*** DATA FOR THIS EXERCISE Section Begins ***

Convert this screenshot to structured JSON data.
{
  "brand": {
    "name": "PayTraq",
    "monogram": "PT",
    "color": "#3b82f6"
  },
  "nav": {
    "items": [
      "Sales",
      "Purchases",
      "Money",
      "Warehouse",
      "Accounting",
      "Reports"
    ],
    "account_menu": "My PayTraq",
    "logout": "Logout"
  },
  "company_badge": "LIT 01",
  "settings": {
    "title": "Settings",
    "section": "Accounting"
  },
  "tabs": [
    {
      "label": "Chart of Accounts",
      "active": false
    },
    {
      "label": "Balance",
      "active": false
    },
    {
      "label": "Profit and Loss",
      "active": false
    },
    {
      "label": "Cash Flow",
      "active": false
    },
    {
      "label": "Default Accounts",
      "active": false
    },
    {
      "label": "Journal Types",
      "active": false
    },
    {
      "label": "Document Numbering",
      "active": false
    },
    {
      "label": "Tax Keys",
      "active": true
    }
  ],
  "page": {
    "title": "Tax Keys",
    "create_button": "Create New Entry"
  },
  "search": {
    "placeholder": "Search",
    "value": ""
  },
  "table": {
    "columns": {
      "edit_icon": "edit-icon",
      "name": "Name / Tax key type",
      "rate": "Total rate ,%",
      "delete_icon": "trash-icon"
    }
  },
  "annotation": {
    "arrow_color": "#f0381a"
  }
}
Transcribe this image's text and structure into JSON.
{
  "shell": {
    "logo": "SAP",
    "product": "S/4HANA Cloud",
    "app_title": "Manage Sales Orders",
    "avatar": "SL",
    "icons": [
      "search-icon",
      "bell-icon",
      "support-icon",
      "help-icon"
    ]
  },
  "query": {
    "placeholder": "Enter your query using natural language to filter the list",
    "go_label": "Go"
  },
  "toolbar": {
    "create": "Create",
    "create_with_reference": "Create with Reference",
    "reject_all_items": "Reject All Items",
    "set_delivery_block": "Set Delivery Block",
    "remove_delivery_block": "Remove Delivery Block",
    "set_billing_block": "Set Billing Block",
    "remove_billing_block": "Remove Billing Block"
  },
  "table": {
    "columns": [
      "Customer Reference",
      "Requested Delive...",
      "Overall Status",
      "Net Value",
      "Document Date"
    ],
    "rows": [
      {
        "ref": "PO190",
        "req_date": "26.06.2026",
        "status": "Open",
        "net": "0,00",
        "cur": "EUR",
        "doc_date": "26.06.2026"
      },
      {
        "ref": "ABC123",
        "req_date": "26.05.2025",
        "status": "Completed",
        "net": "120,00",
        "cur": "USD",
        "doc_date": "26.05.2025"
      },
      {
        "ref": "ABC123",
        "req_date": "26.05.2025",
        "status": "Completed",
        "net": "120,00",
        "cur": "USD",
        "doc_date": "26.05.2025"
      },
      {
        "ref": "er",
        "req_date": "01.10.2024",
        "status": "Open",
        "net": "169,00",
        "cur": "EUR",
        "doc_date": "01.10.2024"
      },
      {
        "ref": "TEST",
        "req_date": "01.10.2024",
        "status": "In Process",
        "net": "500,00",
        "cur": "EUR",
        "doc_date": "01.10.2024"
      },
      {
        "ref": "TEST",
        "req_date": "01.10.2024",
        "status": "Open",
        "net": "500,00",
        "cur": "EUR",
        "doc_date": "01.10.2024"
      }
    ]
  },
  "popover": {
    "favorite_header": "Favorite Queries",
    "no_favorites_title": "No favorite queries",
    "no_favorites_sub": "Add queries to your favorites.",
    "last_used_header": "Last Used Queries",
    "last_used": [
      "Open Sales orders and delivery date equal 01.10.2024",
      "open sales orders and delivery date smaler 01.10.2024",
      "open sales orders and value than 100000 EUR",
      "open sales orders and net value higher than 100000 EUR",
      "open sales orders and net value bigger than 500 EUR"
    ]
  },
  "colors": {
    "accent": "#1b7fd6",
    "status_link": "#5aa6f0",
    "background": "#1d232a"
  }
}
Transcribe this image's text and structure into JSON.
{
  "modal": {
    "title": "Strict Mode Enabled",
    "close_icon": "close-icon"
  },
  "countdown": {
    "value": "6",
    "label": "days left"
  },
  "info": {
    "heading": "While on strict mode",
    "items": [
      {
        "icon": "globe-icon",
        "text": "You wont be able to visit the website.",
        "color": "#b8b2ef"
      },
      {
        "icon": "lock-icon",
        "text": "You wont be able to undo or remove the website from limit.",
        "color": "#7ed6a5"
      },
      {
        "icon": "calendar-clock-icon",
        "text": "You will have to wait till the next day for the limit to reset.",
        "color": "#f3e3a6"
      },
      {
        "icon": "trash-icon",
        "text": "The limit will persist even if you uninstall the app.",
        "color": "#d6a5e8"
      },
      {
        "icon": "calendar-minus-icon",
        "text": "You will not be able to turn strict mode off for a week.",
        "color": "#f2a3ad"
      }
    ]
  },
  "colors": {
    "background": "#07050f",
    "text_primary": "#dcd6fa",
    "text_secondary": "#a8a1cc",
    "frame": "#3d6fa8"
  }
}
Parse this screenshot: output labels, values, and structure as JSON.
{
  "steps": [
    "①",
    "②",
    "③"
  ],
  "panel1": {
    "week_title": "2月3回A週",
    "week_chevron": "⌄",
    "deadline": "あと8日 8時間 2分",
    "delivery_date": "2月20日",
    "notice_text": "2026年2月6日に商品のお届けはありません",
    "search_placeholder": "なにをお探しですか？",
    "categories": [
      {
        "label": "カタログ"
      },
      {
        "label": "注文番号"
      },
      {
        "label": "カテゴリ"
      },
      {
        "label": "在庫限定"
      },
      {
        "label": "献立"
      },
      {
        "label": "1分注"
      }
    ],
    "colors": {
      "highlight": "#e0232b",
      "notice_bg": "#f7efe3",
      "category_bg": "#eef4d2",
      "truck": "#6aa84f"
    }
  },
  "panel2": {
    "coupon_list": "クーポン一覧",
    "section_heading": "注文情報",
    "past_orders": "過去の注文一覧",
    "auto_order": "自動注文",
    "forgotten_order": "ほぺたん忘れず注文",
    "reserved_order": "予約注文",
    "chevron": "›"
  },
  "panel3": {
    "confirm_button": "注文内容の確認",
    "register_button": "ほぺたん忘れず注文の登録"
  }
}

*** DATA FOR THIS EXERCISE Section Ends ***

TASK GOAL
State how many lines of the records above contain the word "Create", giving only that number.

ANSWER SPACE
3